All of the entries below are to be copied word for word.
━━━━━━━━━━
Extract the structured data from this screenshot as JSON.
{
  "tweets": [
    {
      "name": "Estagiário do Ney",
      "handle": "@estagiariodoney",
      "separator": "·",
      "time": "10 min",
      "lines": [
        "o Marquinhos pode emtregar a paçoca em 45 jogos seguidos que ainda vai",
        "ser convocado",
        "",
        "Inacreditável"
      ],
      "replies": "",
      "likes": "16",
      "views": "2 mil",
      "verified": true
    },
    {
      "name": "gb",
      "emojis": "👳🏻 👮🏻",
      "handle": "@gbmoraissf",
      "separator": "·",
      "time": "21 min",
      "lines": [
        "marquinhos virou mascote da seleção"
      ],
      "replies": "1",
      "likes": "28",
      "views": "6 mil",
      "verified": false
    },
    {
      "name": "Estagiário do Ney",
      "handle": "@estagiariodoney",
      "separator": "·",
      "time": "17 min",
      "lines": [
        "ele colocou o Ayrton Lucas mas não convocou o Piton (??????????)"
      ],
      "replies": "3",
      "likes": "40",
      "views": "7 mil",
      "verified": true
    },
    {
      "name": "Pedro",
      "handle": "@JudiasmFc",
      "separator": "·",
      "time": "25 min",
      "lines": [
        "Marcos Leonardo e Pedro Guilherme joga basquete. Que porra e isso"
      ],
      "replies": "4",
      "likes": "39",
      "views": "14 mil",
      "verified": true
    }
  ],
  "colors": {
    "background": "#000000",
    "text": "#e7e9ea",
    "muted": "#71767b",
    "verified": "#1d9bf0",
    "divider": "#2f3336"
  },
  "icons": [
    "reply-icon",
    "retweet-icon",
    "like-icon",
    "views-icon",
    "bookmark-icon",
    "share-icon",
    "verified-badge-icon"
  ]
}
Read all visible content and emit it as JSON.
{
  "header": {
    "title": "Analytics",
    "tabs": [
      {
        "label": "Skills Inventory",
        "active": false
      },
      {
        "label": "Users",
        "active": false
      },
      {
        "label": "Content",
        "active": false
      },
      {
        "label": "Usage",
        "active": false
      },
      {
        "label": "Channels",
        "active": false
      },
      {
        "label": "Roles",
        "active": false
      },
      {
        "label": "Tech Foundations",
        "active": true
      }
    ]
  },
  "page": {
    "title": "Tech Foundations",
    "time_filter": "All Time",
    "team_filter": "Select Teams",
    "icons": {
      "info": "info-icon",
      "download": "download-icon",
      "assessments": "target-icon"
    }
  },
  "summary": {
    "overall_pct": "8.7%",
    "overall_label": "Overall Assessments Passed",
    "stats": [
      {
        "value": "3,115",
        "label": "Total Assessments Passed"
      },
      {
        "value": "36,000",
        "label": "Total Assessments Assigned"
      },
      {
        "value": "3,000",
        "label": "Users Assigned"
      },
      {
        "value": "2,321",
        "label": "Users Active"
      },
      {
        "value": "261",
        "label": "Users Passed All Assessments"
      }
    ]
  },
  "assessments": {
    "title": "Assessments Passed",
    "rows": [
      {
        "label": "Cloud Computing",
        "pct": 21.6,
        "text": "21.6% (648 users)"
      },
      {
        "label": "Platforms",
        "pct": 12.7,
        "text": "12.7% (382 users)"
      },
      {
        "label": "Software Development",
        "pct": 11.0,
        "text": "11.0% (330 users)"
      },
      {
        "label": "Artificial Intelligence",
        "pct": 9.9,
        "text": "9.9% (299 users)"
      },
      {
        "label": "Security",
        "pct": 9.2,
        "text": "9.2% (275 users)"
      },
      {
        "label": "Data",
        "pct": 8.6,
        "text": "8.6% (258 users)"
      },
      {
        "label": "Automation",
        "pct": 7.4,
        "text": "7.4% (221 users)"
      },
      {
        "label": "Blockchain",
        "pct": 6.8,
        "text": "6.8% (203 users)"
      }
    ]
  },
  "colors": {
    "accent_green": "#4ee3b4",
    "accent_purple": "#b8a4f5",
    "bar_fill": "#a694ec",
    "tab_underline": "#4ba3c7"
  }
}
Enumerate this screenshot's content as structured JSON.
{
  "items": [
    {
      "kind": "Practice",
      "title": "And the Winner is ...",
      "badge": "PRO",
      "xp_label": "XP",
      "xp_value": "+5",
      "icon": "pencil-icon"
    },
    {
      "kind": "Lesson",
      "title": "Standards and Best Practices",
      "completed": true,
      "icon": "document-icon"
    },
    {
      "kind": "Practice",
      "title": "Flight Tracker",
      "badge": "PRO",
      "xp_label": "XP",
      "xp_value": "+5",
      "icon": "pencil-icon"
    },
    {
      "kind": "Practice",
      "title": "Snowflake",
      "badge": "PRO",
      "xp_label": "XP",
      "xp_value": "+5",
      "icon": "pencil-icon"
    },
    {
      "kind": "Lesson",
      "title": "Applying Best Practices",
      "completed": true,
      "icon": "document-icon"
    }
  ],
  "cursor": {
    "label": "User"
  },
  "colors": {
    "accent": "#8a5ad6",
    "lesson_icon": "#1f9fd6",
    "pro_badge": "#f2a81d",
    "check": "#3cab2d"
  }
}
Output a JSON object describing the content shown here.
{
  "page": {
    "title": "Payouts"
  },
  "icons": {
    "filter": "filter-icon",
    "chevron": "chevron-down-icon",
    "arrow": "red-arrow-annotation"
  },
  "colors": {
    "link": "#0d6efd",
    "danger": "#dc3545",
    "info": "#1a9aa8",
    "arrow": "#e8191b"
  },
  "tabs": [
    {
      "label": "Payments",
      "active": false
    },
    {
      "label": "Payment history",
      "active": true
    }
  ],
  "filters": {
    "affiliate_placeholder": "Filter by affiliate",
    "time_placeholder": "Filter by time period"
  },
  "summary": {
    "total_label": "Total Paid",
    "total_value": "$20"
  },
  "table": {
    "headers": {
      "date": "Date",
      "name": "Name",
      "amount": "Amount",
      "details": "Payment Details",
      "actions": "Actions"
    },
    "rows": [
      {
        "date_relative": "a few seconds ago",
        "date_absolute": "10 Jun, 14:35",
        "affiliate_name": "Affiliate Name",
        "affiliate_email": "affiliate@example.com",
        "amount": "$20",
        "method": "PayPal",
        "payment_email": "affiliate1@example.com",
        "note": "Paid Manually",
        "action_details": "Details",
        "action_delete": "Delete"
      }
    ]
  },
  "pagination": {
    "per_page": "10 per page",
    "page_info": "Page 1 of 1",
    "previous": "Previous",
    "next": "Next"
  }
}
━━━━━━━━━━
### TASK RESULT
Extract the structured data from this screenshot as JSON.
{
  "tweets": [
    {
      "name": "Estagiário do Ney",
      "handle": "@estagiariodoney",
      "separator": "·",
      "time": "10 min",
      "lines": [
        "o Marquinhos pode emtregar a paçoca em 45 jogos seguidos que ainda vai",
        "ser convocado",
        "",
        "Inacreditável"
      ],
      "replies": "",
      "likes": "16",
      "views": "2 mil",
      "verified": true
    },
    {
      "name": "gb",
      "emojis": "👳🏻 👮🏻",
      "handle": "@gbmoraissf",
      "separator": "·",
      "time": "21 min",
      "lines": [
        "marquinhos virou mascote da seleção"
      ],
      "replies": "1",
      "likes": "28",
      "views": "6 mil",
      "verified": false
    },
    {
      "name": "Estagiário do Ney",
      "handle": "@estagiariodoney",
      "separator": "·",
      "time": "17 min",
      "lines": [
        "ele colocou o Ayrton Lucas mas não convocou o Piton (??????????)"
      ],
      "replies": "3",
      "likes": "40",
      "views": "7 mil",
      "verified": true
    },
    {
      "name": "Pedro",
      "handle": "@JudiasmFc",
      "separator": "·",
      "time": "25 min",
      "lines": [
        "Marcos Leonardo e Pedro Guilherme joga basquete. Que porra e isso"
      ],
      "replies": "4",
      "likes": "39",
      "views": "14 mil",
      "verified": true
    }
  ],
  "colors": {
    "background": "#000000",
    "text": "#e7e9ea",
    "muted": "#71767b",
    "verified": "#1d9bf0",
    "divider": "#2f3336"
  },
  "icons": [
    "reply-icon",
    "retweet-icon",
    "like-icon",
    "views-icon",
    "bookmark-icon",
    "share-icon",
    "verified-badge-icon"
  ]
}
Read all visible content and emit it as JSON.
{
  "header": {
    "title": "Analytics",
    "tabs": [
      {
        "label": "Skills Inventory",
        "active": false
      },
      {
        "label": "Users",
        "active": false
      },
      {
        "label": "Content",
        "active": false
      },
      {
        "label": "Usage",
        "active": false
      },
      {
        "label": "Channels",
        "active": false
      },
      {
        "label": "Roles",
        "active": false
      },
      {
        "label": "Tech Foundations",
        "active": true
      }
    ]
  },
  "page": {
    "title": "Tech Foundations",
    "time_filter": "All Time",
    "team_filter": "Select Teams",
    "icons": {
      "info": "info-icon",
      "download": "download-icon",
      "assessments": "target-icon"
    }
  },
  "summary": {
    "overall_pct": "8.7%",
    "overall_label": "Overall Assessments Passed",
    "stats": [
      {
        "value": "3,115",
        "label": "Total Assessments Passed"
      },
      {
        "value": "36,000",
        "label": "Total Assessments Assigned"
      },
      {
        "value": "3,000",
        "label": "Users Assigned"
      },
      {
        "value": "2,321",
        "label": "Users Active"
      },
      {
        "value": "261",
        "label": "Users Passed All Assessments"
      }
    ]
  },
  "assessments": {
    "title": "Assessments Passed",
    "rows": [
      {
        "label": "Cloud Computing",
        "pct": 21.6,
        "text": "21.6% (648 users)"
      },
      {
        "label": "Platforms",
        "pct": 12.7,
        "text": "12.7% (382 users)"
      },
      {
        "label": "Software Development",
        "pct": 11.0,
        "text": "11.0% (330 users)"
      },
      {
        "label": "Artificial Intelligence",
        "pct": 9.9,
        "text": "9.9% (299 users)"
      },
      {
        "label": "Security",
        "pct": 9.2,
        "text": "9.2% (275 users)"
      },
      {
        "label": "Data",
        "pct": 8.6,
        "text": "8.6% (258 users)"
      },
      {
        "label": "Automation",
        "pct": 7.4,
        "text": "7.4% (221 users)"
      },
      {
        "label": "Blockchain",
        "pct": 6.8,
        "text": "6.8% (203 users)"
      }
    ]
  },
  "colors": {
    "accent_green": "#4ee3b4",
    "accent_purple": "#b8a4f5",
    "bar_fill": "#a694ec",
    "tab_underline": "#4ba3c7"
  }
}
Enumerate this screenshot's content as structured JSON.
{
  "items": [
    {
      "kind": "Practice",
      "title": "And the Winner is ...",
      "badge": "PRO",
      "xp_label": "XP",
      "xp_value": "+5",
      "icon": "pencil-icon"
    },
    {
      "kind": "Lesson",
      "title": "Standards and Best Practices",
      "completed": true,
      "icon": "document-icon"
    },
    {
      "kind": "Practice",
      "title": "Flight Tracker",
      "badge": "PRO",
      "xp_label": "XP",
      "xp_value": "+5",
      "icon": "pencil-icon"
    },
    {
      "kind": "Practice",
      "title": "Snowflake",
      "badge": "PRO",
      "xp_label": "XP",
      "xp_value": "+5",
      "icon": "pencil-icon"
    },
    {
      "kind": "Lesson",
      "title": "Applying Best Practices",
      "completed": true,
      "icon": "document-icon"
    }
  ],
  "cursor": {
    "label": "User"
  },
  "colors": {
    "accent": "#8a5ad6",
    "lesson_icon": "#1f9fd6",
    "pro_badge": "#f2a81d",
    "check": "#3cab2d"
  }
}
Output a JSON object describing the content shown here.
{
  "page": {
    "title": "Payouts"
  },
  "icons": {
    "filter": "filter-icon",
    "chevron": "chevron-down-icon",
    "arrow": "red-arrow-annotation"
  },
  "colors": {
    "link": "#0d6efd",
    "danger": "#dc3545",
    "info": "#1a9aa8",
    "arrow": "#e8191b"
  },
  "tabs": [
    {
      "label": "Payments",
      "active": false
    },
    {
      "label": "Payment history",
      "active": true
    }
  ],
  "filters": {
    "affiliate_placeholder": "Filter by affiliate",
    "time_placeholder": "Filter by time period"
  },
  "summary": {
    "total_label": "Total Paid",
    "total_value": "$20"
  },
  "table": {
    "headers": {
      "date": "Date",
      "name": "Name",
      "amount": "Amount",
      "details": "Payment Details",
      "actions": "Actions"
    },
    "rows": [
      {
        "date_relative": "a few seconds ago",
        "date_absolute": "10 Jun, 14:35",
        "affiliate_name": "Affiliate Name",
        "affiliate_email": "affiliate@example.com",
        "amount": "$20",
        "method": "PayPal",
        "payment_email": "affiliate1@example.com",
        "note": "Paid Manually",
        "action_details": "Details",
        "action_delete": "Delete"
      }
    ]
  },
  "pagination": {
    "per_page": "10 per page",
    "page_info": "Page 1 of 1",
    "previous": "Previous",
    "next": "Next"
  }
}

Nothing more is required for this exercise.